By conservative estimates, average Americans spend approximately one third of their waking lives at their workplace. Discussions around the quality of the workplace have been a hot topic over the past decade as rapid changes in technology and workplace demographics dramatically shifted our expectations. A successful workplace today is one that suits a myriad of needs, including new ways to facilitate communication and collaboration between colleagues. Additionally, emerging fields of study around health and well-being in the workplace have begun to link our innate attraction to nature to our ability to function at our highest potential. It is an exciting time as we begin to see a body of research form around a topic that is crucial to our human experience. This quantifiable data and new language for expressing ideas helps arm designers with the tools required to fully educate our clients. We can finally support our intuitions and collective affinities with evidence-based data.
At the forefront of the movement toward health and well-being in architecture is the concept of biophilia. The term "biophilia" literally means "love of life or living systems." It describes the instinctive bond between human beings and other living systems. When nature truly integrates with architecture, not just how it looks but how buildings function, multiple senses are activated at once and people are energized, alert and calmer. In nature, we are constantly using our eyes, ears, nose and touch to navigate varied terrains and conditions. We are alert to events that support survival and feel connected to the patterns and cycles of our environment. By contrast, in much of the architecture of today, the conditioned air and carefully controlled environments create a homogeneous fabric. This type of setting is contrary to our nature and deadens our senses while simulating the conditions under which our bodies are told to go to sleep.

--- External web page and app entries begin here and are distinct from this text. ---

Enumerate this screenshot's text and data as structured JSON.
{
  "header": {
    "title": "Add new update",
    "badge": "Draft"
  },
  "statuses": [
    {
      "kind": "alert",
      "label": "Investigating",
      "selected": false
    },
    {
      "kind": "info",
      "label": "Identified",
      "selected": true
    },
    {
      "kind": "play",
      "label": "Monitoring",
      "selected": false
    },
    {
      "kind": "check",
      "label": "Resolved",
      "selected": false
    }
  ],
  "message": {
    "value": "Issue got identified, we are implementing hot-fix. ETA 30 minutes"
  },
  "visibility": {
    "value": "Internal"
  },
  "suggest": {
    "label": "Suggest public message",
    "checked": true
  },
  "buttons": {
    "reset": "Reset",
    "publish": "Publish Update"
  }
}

Terrapin Bright Green recently published a paper titled The Economics of Biophilia that begins quantifying the benefits of introducing nature into architecture. Terrapin claims that 90% of operating costs are linked to human resources, and employee productivity costs are 112 times greater than operating energy costs. Workspaces that connect back to nature have a higher incidence of employee satisfaction, productivity and well-being. In a research project I did with Professor Ihab Elzeyadi at the University of Oregon, we found that employees who were deprived of views and daylight had average absence rates 10% higher than their counterparts. Daylight not only provides dynamic changing light, but balances our hormones and circadian rhythms, helping us stay awake and feel happier.
Similarly, the quality of one's view is the primary predictor of absenteeism. Views of complex, dynamic natural scenes trigger greater responses from receptors in our visual cortex than urban views, making viewing nature a pleasurable experience. Movement will capture our attention and calm the mind, thereby reducing heart rates and increasing one's ability to focus.

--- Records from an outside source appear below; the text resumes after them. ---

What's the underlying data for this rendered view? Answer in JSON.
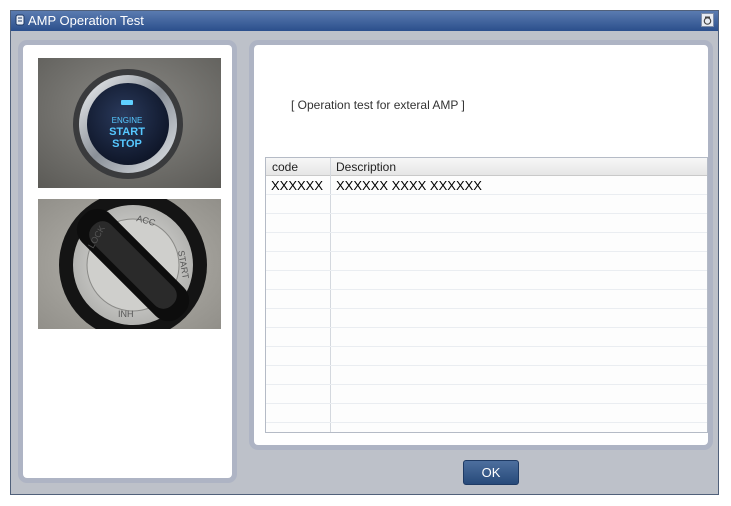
{
  "window": {
    "title": "AMP Operation Test"
  },
  "images": {
    "engine_button": "ENGINE START STOP",
    "ignition_key": "ignition key cylinder"
  },
  "main": {
    "caption": "[ Operation test for exteral AMP ]",
    "table": {
      "headers": [
        "code",
        "Description"
      ],
      "rows": [
        [
          "XXXXXX",
          "XXXXXX XXXX XXXXXX"
        ]
      ]
    }
  },
  "footer": {
    "ok_label": "OK"
  }
}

Recently, we had the chance to test these theories while setting up space at SRG to maximize the benefits of Integrated Project Delivery for a large scale, complex public project. We were motivated to collaborate closely and communicate directly with our teammates, and needed a place where we could co-locate the architect, associate architect, structural engineer, MEP, contractor and primary subcontractors-35 people in all. This meant re-locating from SRG's main workplace to our building's fifth floor.
The satellite space had the classic layout of older hierarchical workplaces. Enclosed offices lined the perimeter and robbed the open space in the middle of views, daylight and operable windows. We were in a beautiful old building overlooking the heart of the city and all we could see were rooftop mechanical units and the blank back walls of adjacent buildings. While we'd found a great opportunity for team connectivity, access to nature was missing from the equation to establish the ideal work environment.
As the darkest time of the year approached, our team's incentive to improve our surroundings increased. With the support of our client, we quickly reached consensus and tore down the walls. When people returned to the office after the holidays, they walked into a whole new experience.
Private offices were gone and we could all see out to the sky. Whether sunny or overcast, now we can reconnect with the sun's movement and our natural circadian rhythms. We can also glance at activities taking place in Pioneer Square and feel inspired to be part of our larger community. Most importantly, we can see each other working together as a group and hold impromptu discussions.
The change in spirit and energy was immediate and palpable. Colleagues from other floors have begun to visit and engage more, and everyone is commenting on how much the environment has improved. As a team, we've become better able to balance the speed of productivity with a sense of well-being. Spending our days on the fifth floor is now truly part of an opportunity to do great work. I am grateful for my new environment every time I open the window, feel the fresh air and connect back to the sounds of the city beyond.